  3. ^ Beolens, Bo; Watkins, Michael; Grayson, Michael. (2011). The Eponym Dictionary of Reptiles. Baltimore: Johns Hopkins University Press. xiii + 296 pp. ISBN 978-1-4214-0135-5. (Podarcis lilfordi, p. 158).
  4. ^ a b c d Arnold, E. Nicholas; Ovenden, Denys W. (2002). Field Guide: Reptiles & Amphibians of Britain & Europe. London: Collins & Co. p. 157. ISBN 9780002199643.
  5. ^ Pérez-Mellado, Valentin; Ortega, Felisa; Martin-Garcia, Sandra; Perea, Ana; Cortázar, Gloria (2000). "Pollen load and transport by the insular lizard Podarcis lilfordi (Squamata, Lacertidae) in coastal islets of Menorca (Balearic Islands, Spain)". Israel Journal of Zoology. 46 (3): 193–200. doi:10.1560/QMY9-PXWF-AG43-RP6F.
  6. ^ Castilla, Aurora M.; Bauwens, Dirk (2000). "Reproductive Characteristics of the Island Lacertid Lizard Podarcis lilfordi ". Journal of Herpetology. 34 (3): 390–396. doi:10.2307/1565362. JSTOR 1565362.
  7. ^ Honegger, Rene E. (1981). Threatened Amphibians and Reptiles in Europe (PDF). Wiesbaden: Akademische Verlagsgesellschaft. p. 116. ISBN 978-3400004373.

Further reading[edit]

  • Boulenger GA (1887). Catalogue of the Lizards in the British Museum (Natural History). Second Edition. Volume III. Lacertidæ ... London: Trustees of the British Museum (Natural History). (Taylor and Francis, printers). xii + 575 pp. + Plates I-XL. (Lacerta muralis Var. lilfordii, p. 33).
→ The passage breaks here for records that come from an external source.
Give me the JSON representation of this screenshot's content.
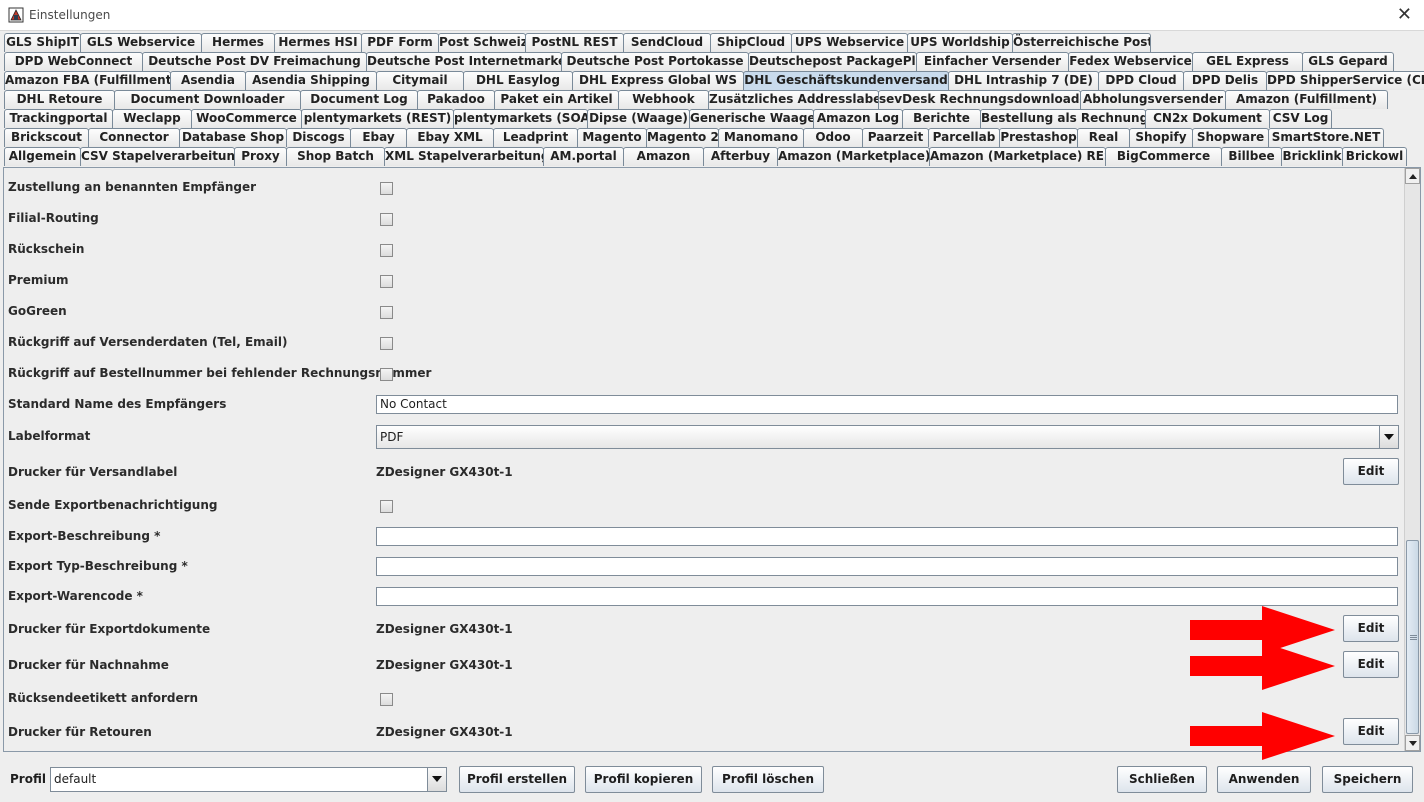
{
  "window": {
    "title": "Einstellungen"
  },
  "tab_rows": [
    [
      "GLS ShipIT",
      "GLS Webservice",
      "Hermes",
      "Hermes HSI",
      "PDF Form",
      "Post Schweiz",
      "PostNL REST",
      "SendCloud",
      "ShipCloud",
      "UPS Webservice",
      "UPS Worldship",
      "Österreichische Post"
    ],
    [
      "DPD WebConnect",
      "Deutsche Post DV Freimachung",
      "Deutsche Post Internetmarke",
      "Deutsche Post Portokasse",
      "Deutschepost PackagePlus",
      "Einfacher Versender",
      "Fedex Webservice",
      "GEL Express",
      "GLS Gepard"
    ],
    [
      "Amazon FBA (Fulfillment)",
      "Asendia",
      "Asendia Shipping",
      "Citymail",
      "DHL Easylog",
      "DHL Express Global WS",
      "DHL Geschäftskundenversand",
      "DHL Intraship 7 (DE)",
      "DPD Cloud",
      "DPD Delis",
      "DPD ShipperService (CH)"
    ],
    [
      "DHL Retoure",
      "Document Downloader",
      "Document Log",
      "Pakadoo",
      "Paket ein Artikel",
      "Webhook",
      "Zusätzliches Addresslabel",
      "sevDesk Rechnungsdownloader",
      "Abholungsversender",
      "Amazon (Fulfillment)"
    ],
    [
      "Trackingportal",
      "Weclapp",
      "WooCommerce",
      "plentymarkets (REST)",
      "plentymarkets (SOAP)",
      "Dipse (Waage)",
      "Generische Waage",
      "Amazon Log",
      "Berichte",
      "Bestellung als Rechnung",
      "CN2x Dokument",
      "CSV Log"
    ],
    [
      "Brickscout",
      "Connector",
      "Database Shop",
      "Discogs",
      "Ebay",
      "Ebay XML",
      "Leadprint",
      "Magento",
      "Magento 2",
      "Manomano",
      "Odoo",
      "Paarzeit",
      "Parcellab",
      "Prestashop",
      "Real",
      "Shopify",
      "Shopware",
      "SmartStore.NET"
    ],
    [
      "Allgemein",
      "CSV Stapelverarbeitung",
      "Proxy",
      "Shop Batch",
      "XML Stapelverarbeitung",
      "AM.portal",
      "Amazon",
      "Afterbuy",
      "Amazon (Marketplace)",
      "Amazon (Marketplace) REST",
      "BigCommerce",
      "Billbee",
      "Bricklink",
      "Brickowl"
    ]
  ],
  "active_tab": "DHL Geschäftskundenversand",
  "settings": {
    "zustellung": "Zustellung an benannten Empfänger",
    "filial": "Filial-Routing",
    "rueckschein": "Rückschein",
    "premium": "Premium",
    "gogreen": "GoGreen",
    "rueckgriff_tel": "Rückgriff auf Versenderdaten (Tel, Email)",
    "rueckgriff_best": "Rückgriff auf Bestellnummer bei fehlender Rechnungsnummer",
    "standard_name_label": "Standard Name des Empfängers",
    "standard_name_value": "No Contact",
    "labelformat_label": "Labelformat",
    "labelformat_value": "PDF",
    "drucker_versand_label": "Drucker für Versandlabel",
    "drucker_versand_value": "ZDesigner GX430t-1",
    "sende_export": "Sende Exportbenachrichtigung",
    "export_beschreibung": "Export-Beschreibung *",
    "export_typ": "Export Typ-Beschreibung *",
    "export_warencode": "Export-Warencode *",
    "drucker_export_label": "Drucker für Exportdokumente",
    "drucker_export_value": "ZDesigner GX430t-1",
    "drucker_nachnahme_label": "Drucker für Nachnahme",
    "drucker_nachnahme_value": "ZDesigner GX430t-1",
    "ruecksende": "Rücksendeetikett anfordern",
    "drucker_retouren_label": "Drucker für Retouren",
    "drucker_retouren_value": "ZDesigner GX430t-1",
    "edit_label": "Edit"
  },
  "bottom": {
    "profil_label": "Profil",
    "profil_value": "default",
    "profil_erstellen": "Profil erstellen",
    "profil_kopieren": "Profil kopieren",
    "profil_loeschen": "Profil löschen",
    "schliessen": "Schließen",
    "anwenden": "Anwenden",
    "speichern": "Speichern"
  },
  "colors": {
    "active_tab": "#c9dbed",
    "annotation_arrow": "#ff0000"
  }
}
  • Günther A (1874). "Description of a new European Species of Zootoca". Ann. Mag. Nat. Hist., Fourth Series 14: 158-159. (Zootoca lilfordi, new species).